Throughout the course of these issues we see the mysterious return of Conan’s son Conn and what I would consider a side adventure with Red Sonja in which Conan is put to the test. Should he abandon all he has fought for to follow the warrior woman? I won’t reveal that here, you’ll just have to read it to find out!

The Pikes eventually cross the river and Conn’s mysterious Jester companion foils an attack on Conan’s people while at the same time dealing with another assassination attempt. Suddenly a dying soldier arrives and is brought forward. Barely alive after his ride from the Pike’s siege, the soldier comes in after the melee to deliver news of the attack to King Conan. Conan begins preparations for war and that’s all I can say without spoiling some good action scenes to come!

Overall, I enjoyed seeing this side of Conan. It’s definitely interesting to watch him struggle with following political protocol as opposed to pulling a sword and taking out everything in his way. The one drawback to the book(s) is the lulls in action. There are just a few too many scenes of Conan presiding over council meetings and making decisions on religion, rather than stabbing stuff with a sword for me.

The art team of Marc Silvestri & Geoff Isherwood do an adequate job in getting Conan’s angst across and colors by George Roussos elevate the artwork brilliantly. The stories by Alan Zelenetz and Don Kraar are well written and do convey a side of Conan to the casual Conan fan that they may not have seen before but like I said, maybe a little less harvest report to the king and a little more savage blood spilling!

These books do take me back to my youth. They are unmistakably 80’s comics. The panel layouts, the art, the color, everything screams 80’s Marvel…maybe it’s just me? As much as I enjoyed the book I have to deduct a point on lack of all out barbarian madness, which is why I give The Chronicles of King Conan Volume 6 – A Death in Stygia and Other Stories a solid…

4 out of 5 nerds!
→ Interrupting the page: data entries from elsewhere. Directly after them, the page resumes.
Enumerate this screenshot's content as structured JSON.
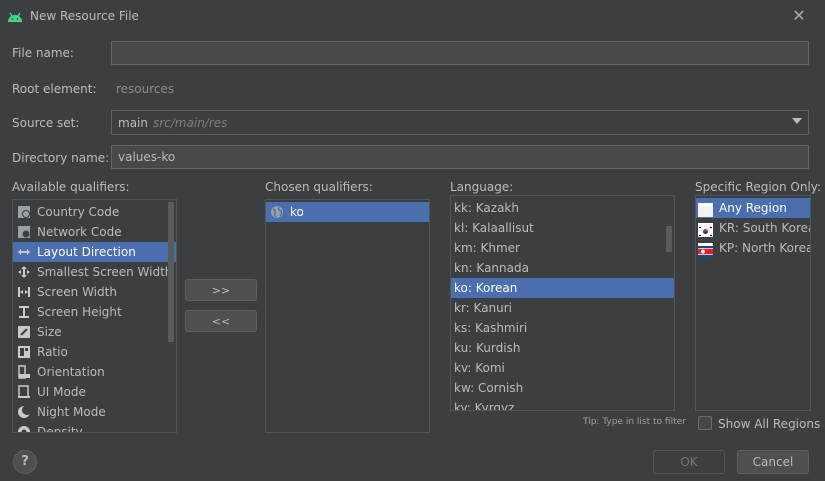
{
  "window": {
    "title": "New Resource File"
  },
  "form": {
    "file_name_label": "File name:",
    "file_name_value": "",
    "root_element_label": "Root element:",
    "root_element_value": "resources",
    "source_set_label": "Source set:",
    "source_set_value": "main",
    "source_set_path": "src/main/res",
    "directory_name_label": "Directory name:",
    "directory_name_value": "values-ko"
  },
  "available": {
    "label": "Available qualifiers:",
    "items": [
      {
        "label": "Country Code",
        "icon": "country-code-icon"
      },
      {
        "label": "Network Code",
        "icon": "network-code-icon"
      },
      {
        "label": "Layout Direction",
        "icon": "layout-direction-icon",
        "selected": true
      },
      {
        "label": "Smallest Screen Width",
        "icon": "smallest-width-icon"
      },
      {
        "label": "Screen Width",
        "icon": "screen-width-icon"
      },
      {
        "label": "Screen Height",
        "icon": "screen-height-icon"
      },
      {
        "label": "Size",
        "icon": "size-icon"
      },
      {
        "label": "Ratio",
        "icon": "ratio-icon"
      },
      {
        "label": "Orientation",
        "icon": "orientation-icon"
      },
      {
        "label": "UI Mode",
        "icon": "ui-mode-icon"
      },
      {
        "label": "Night Mode",
        "icon": "night-mode-icon"
      },
      {
        "label": "Density",
        "icon": "density-icon"
      }
    ]
  },
  "buttons": {
    "add": ">>",
    "remove": "<<",
    "ok": "OK",
    "cancel": "Cancel",
    "help": "?"
  },
  "chosen": {
    "label": "Chosen qualifiers:",
    "items": [
      {
        "label": "ko",
        "icon": "globe-icon"
      }
    ]
  },
  "language": {
    "label": "Language:",
    "items": [
      "kk: Kazakh",
      "kl: Kalaallisut",
      "km: Khmer",
      "kn: Kannada",
      "ko: Korean",
      "kr: Kanuri",
      "ks: Kashmiri",
      "ku: Kurdish",
      "kv: Komi",
      "kw: Cornish",
      "ky: Kyrgyz"
    ],
    "selected_index": 4,
    "tip": "Tip: Type in list to filter"
  },
  "region": {
    "label": "Specific Region Only:",
    "items": [
      {
        "label": "Any Region",
        "flag": "blank-flag-icon"
      },
      {
        "label": "KR: South Korea",
        "flag": "south-korea-flag-icon"
      },
      {
        "label": "KP: North Korea",
        "flag": "north-korea-flag-icon"
      }
    ],
    "selected_index": 0,
    "show_all_label": "Show All Regions",
    "show_all_checked": false
  },
  "colors": {
    "background": "#3c3f41",
    "selection": "#4b6eaf",
    "android_green": "#3ddc84"
  }
}
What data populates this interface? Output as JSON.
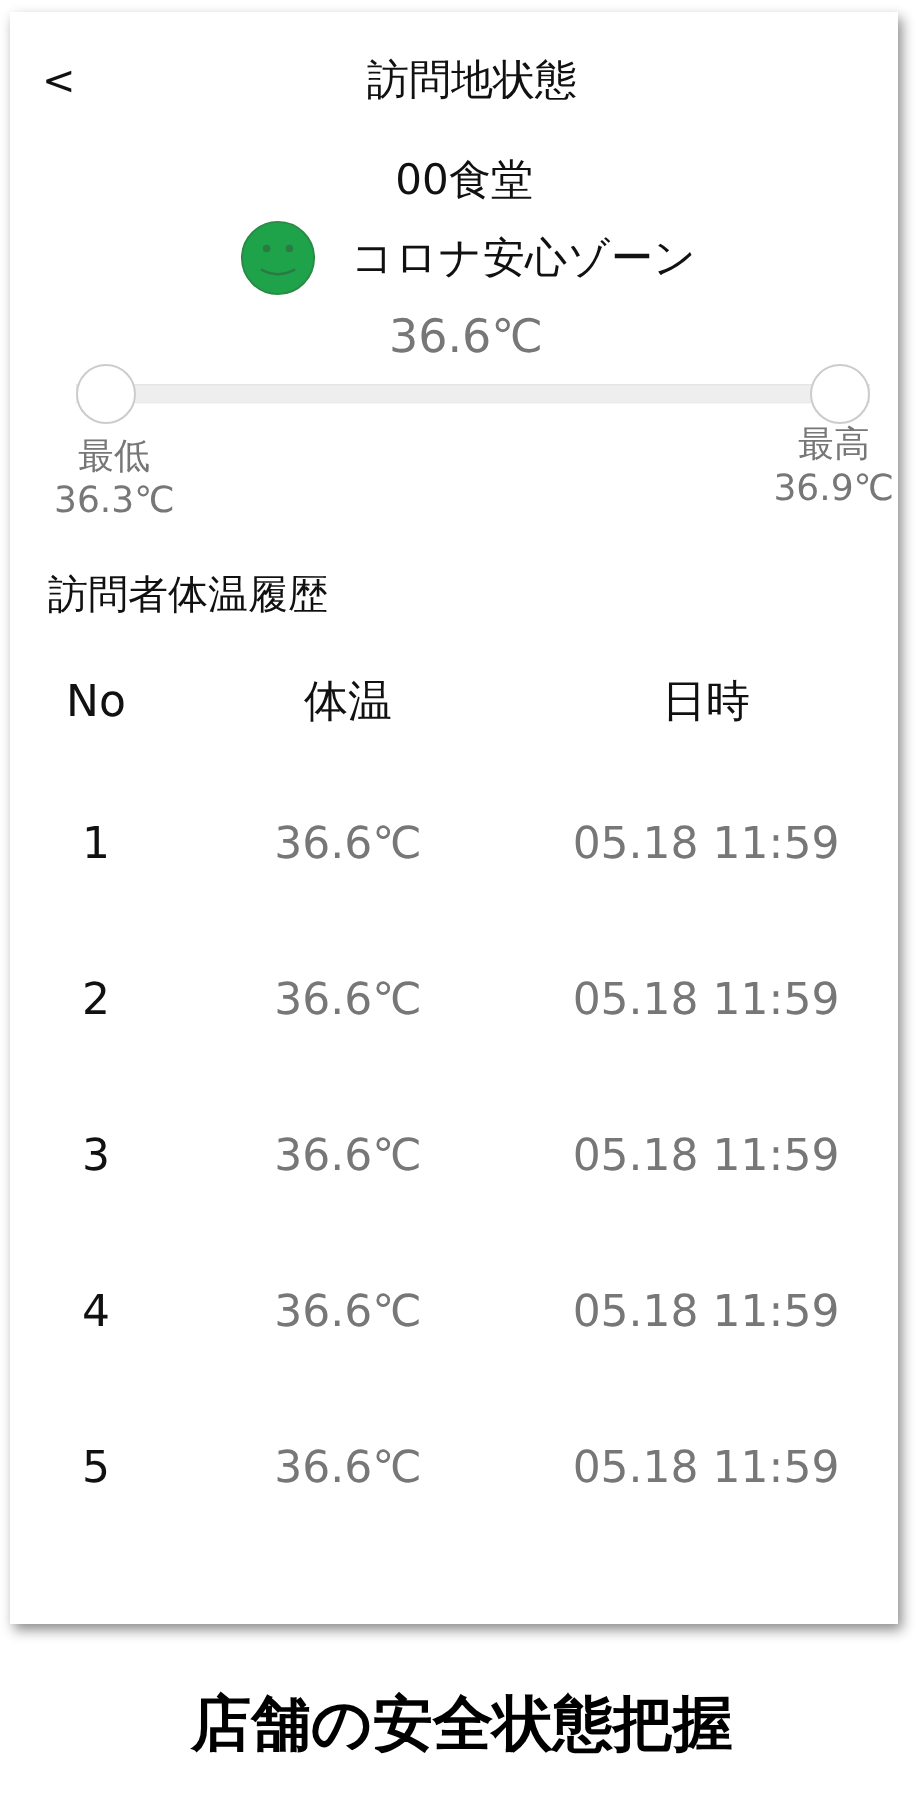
{
  "header": {
    "back": "<",
    "title": "訪問地状態"
  },
  "place": {
    "name": "00食堂",
    "status": "コロナ安心ゾーン",
    "status_icon": {
      "color": "#1fa34a"
    }
  },
  "temperature": {
    "current": "36.6℃",
    "thumbs": [
      {
        "level": 0
      },
      {
        "level": 1
      }
    ],
    "min_label": "最低",
    "min_value": "36.3℃",
    "max_label": "最高",
    "max_value": "36.9℃"
  },
  "history": {
    "title": "訪問者体温履歴",
    "columns": [
      "No",
      "体温",
      "日時"
    ],
    "rows": [
      {
        "no": "1",
        "temp": "36.6℃",
        "time": "05.18 11:59"
      },
      {
        "no": "2",
        "temp": "36.6℃",
        "time": "05.18 11:59"
      },
      {
        "no": "3",
        "temp": "36.6℃",
        "time": "05.18 11:59"
      },
      {
        "no": "4",
        "temp": "36.6℃",
        "time": "05.18 11:59"
      },
      {
        "no": "5",
        "temp": "36.6℃",
        "time": "05.18 11:59"
      }
    ]
  },
  "caption": "店舗の安全状態把握"
}
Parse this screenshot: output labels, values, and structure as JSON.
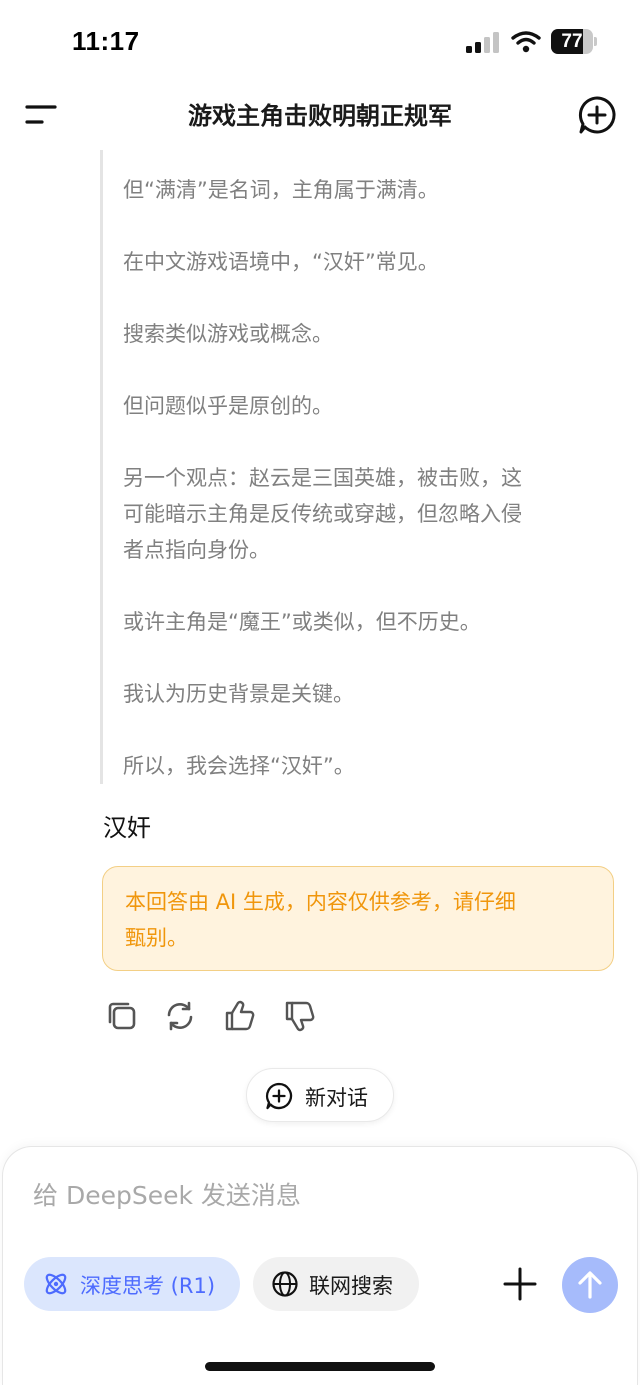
{
  "status_bar": {
    "time": "11:17",
    "battery_level": "77",
    "battery_percent": 77
  },
  "header": {
    "title": "游戏主角击败明朝正规军"
  },
  "thinking": {
    "lines": [
      "但“满清”是名词，主角属于满清。",
      "在中文游戏语境中，“汉奸”常见。",
      "搜索类似游戏或概念。",
      "但问题似乎是原创的。",
      "另一个观点：赵云是三国英雄，被击败，这",
      "可能暗示主角是反传统或穿越，但忽略入侵",
      "者点指向身份。",
      "或许主角是“魔王”或类似，但不历史。",
      "我认为历史背景是关键。",
      "所以，我会选择“汉奸”。"
    ]
  },
  "answer": {
    "text": "汉奸"
  },
  "notice": {
    "line1": "本回答由 AI 生成，内容仅供参考，请仔细",
    "line2": "甄别。"
  },
  "new_dialog": {
    "label": "新对话"
  },
  "composer": {
    "placeholder": "给 DeepSeek 发送消息",
    "deep_think_label": "深度思考 (R1)",
    "web_search_label": "联网搜索"
  },
  "colors": {
    "accent": "#4d6bfe",
    "accent_bg": "#dbe6fd",
    "notice_text": "#f0960c",
    "notice_bg": "#fff3de",
    "send_disabled": "#a6bbfb"
  },
  "icons": {
    "menu": "menu-icon",
    "new_chat": "plus-circle-icon",
    "copy": "copy-icon",
    "regenerate": "refresh-icon",
    "like": "thumbs-up-icon",
    "dislike": "thumbs-down-icon",
    "deep_think": "atom-icon",
    "web_search": "globe-icon",
    "attach": "plus-icon",
    "send": "arrow-up-icon"
  }
}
I'm an LA journalist who really lives for his profession. I have also published work as Jane Doe in various mags and newspapers across the globe. I normally write articles that can cause trouble but now I write for FTN because Nerds are never angry, so I feel safe.